[Assignment] From the entries below, pull out each line where "this" appears.

Records from a data source
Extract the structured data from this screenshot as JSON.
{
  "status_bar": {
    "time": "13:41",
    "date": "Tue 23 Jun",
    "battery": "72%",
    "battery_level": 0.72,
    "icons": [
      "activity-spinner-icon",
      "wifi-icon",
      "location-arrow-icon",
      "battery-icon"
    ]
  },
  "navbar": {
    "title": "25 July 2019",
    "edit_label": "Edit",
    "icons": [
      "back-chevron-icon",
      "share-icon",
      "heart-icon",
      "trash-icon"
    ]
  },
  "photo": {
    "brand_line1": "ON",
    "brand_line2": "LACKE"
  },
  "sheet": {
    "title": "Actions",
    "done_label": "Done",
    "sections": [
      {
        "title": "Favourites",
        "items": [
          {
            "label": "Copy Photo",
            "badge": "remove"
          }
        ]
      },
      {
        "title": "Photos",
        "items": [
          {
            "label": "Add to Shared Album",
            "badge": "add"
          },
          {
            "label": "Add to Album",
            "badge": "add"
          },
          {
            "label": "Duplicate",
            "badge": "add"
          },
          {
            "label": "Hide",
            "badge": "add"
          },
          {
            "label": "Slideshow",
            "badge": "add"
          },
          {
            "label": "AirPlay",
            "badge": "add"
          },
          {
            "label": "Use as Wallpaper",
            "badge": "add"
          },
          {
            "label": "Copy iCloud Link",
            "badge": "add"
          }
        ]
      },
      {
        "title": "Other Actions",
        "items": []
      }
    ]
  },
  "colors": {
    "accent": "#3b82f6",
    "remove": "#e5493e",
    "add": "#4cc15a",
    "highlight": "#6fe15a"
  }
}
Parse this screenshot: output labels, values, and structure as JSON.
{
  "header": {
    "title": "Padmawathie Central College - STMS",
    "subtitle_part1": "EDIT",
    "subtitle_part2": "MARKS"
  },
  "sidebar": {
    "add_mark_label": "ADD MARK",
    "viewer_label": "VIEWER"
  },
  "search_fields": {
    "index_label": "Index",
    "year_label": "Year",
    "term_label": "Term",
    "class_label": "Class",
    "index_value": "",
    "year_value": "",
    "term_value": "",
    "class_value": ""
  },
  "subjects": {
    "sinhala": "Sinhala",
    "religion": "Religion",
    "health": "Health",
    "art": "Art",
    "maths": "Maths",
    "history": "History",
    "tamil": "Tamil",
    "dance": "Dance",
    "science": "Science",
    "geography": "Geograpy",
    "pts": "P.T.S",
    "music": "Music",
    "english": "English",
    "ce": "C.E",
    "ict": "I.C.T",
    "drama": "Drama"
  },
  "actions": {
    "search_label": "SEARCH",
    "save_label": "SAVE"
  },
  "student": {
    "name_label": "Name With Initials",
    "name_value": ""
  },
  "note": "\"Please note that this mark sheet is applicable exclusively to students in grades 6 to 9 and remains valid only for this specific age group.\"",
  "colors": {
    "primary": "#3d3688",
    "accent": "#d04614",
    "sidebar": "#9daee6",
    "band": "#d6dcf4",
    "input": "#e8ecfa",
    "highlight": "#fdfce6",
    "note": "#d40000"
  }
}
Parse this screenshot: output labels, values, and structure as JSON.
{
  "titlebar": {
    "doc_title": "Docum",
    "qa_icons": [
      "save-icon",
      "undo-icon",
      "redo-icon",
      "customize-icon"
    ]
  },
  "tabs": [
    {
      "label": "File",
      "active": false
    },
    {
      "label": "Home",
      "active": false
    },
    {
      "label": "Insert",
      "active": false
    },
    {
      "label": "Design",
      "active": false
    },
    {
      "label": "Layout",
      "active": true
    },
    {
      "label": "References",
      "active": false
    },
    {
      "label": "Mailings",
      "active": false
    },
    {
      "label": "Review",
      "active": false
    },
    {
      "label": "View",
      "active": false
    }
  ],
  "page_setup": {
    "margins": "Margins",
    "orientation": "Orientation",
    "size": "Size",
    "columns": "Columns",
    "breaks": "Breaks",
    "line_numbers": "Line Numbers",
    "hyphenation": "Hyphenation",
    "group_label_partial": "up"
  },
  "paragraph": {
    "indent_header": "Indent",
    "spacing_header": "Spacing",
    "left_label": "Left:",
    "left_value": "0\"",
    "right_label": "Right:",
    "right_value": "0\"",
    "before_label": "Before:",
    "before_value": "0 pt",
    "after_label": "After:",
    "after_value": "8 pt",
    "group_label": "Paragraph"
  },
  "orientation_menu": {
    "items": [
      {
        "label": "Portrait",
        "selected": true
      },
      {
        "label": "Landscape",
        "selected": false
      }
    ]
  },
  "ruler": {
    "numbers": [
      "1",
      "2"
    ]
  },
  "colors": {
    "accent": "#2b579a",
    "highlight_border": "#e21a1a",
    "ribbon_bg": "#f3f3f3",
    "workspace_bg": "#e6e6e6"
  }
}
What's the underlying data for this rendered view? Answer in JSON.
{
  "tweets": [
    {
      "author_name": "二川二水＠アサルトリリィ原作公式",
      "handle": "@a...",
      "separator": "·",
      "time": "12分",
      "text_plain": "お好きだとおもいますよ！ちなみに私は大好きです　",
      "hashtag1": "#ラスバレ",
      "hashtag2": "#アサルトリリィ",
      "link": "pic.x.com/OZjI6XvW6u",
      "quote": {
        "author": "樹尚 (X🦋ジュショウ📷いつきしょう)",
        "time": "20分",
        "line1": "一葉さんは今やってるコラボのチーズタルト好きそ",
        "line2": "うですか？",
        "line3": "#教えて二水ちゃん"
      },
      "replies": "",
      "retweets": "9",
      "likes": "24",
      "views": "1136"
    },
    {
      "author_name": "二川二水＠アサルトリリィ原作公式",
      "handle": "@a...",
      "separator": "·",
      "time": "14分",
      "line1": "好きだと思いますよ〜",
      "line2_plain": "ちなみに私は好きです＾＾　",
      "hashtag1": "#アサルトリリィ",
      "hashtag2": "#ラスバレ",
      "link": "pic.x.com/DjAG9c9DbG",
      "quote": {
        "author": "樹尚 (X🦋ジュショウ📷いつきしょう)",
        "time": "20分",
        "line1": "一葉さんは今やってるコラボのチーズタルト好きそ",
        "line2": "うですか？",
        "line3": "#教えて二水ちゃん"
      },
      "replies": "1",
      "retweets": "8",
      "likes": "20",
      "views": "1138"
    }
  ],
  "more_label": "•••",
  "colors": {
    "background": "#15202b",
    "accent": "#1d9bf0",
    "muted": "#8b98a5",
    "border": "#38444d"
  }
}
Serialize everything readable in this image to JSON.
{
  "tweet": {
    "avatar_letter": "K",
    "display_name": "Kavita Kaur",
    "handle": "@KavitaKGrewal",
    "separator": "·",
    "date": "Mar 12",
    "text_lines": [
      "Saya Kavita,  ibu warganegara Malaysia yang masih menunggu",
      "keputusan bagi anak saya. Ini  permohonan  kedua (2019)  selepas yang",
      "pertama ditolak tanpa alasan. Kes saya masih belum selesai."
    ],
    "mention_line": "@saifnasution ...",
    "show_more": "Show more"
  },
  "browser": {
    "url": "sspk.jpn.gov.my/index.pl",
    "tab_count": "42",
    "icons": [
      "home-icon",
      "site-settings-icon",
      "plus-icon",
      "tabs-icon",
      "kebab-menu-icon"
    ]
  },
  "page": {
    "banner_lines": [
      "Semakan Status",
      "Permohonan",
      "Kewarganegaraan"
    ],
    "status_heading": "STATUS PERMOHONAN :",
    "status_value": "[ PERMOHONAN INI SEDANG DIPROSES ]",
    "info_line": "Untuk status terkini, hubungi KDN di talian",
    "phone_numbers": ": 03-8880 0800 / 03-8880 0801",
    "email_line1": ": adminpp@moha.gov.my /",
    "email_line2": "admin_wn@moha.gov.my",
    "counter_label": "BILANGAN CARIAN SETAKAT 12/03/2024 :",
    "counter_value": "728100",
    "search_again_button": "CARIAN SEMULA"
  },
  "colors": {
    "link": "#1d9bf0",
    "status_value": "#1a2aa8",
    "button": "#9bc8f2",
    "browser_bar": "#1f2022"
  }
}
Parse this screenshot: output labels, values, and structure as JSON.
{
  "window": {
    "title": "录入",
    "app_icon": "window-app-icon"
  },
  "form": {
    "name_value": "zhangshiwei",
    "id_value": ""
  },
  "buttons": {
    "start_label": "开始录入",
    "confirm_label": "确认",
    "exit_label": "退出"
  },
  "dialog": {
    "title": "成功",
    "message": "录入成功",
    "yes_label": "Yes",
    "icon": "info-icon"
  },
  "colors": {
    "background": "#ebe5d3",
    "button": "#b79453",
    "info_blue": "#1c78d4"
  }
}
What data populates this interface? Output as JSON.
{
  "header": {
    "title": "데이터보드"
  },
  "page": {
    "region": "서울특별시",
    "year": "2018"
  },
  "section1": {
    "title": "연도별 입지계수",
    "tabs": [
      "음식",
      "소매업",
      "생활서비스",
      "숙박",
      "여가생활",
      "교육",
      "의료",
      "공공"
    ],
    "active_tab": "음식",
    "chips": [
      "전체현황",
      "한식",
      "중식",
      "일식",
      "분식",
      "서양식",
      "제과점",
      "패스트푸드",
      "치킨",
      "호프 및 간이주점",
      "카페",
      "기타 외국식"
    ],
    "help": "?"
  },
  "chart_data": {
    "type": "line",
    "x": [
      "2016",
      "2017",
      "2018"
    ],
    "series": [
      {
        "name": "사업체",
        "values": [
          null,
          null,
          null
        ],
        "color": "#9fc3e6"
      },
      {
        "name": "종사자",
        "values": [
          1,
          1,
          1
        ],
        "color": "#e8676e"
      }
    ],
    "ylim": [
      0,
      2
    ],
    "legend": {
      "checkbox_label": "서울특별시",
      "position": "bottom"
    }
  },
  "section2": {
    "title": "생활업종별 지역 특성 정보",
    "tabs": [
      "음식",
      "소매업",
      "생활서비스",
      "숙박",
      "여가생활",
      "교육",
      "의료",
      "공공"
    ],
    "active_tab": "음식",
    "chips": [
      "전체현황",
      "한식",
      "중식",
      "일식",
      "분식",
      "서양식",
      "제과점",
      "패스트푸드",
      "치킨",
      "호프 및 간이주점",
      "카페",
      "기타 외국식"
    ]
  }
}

[Result]
Extract the structured data from this screenshot as JSON.
Parse this screenshot: output labels, values, and structure as JSON.
  "note": "\"Please note that this mark sheet is applicable exclusively to students in grades 6 to 9 and remains valid only for this specific age group.\"",
Parse this screenshot: output labels, values, and structure as JSON.
What's the underlying data for this rendered view? Answer in JSON.
Serialize everything readable in this image to JSON.
Parse this screenshot: output labels, values, and structure as JSON.
What data populates this interface? Output as JSON.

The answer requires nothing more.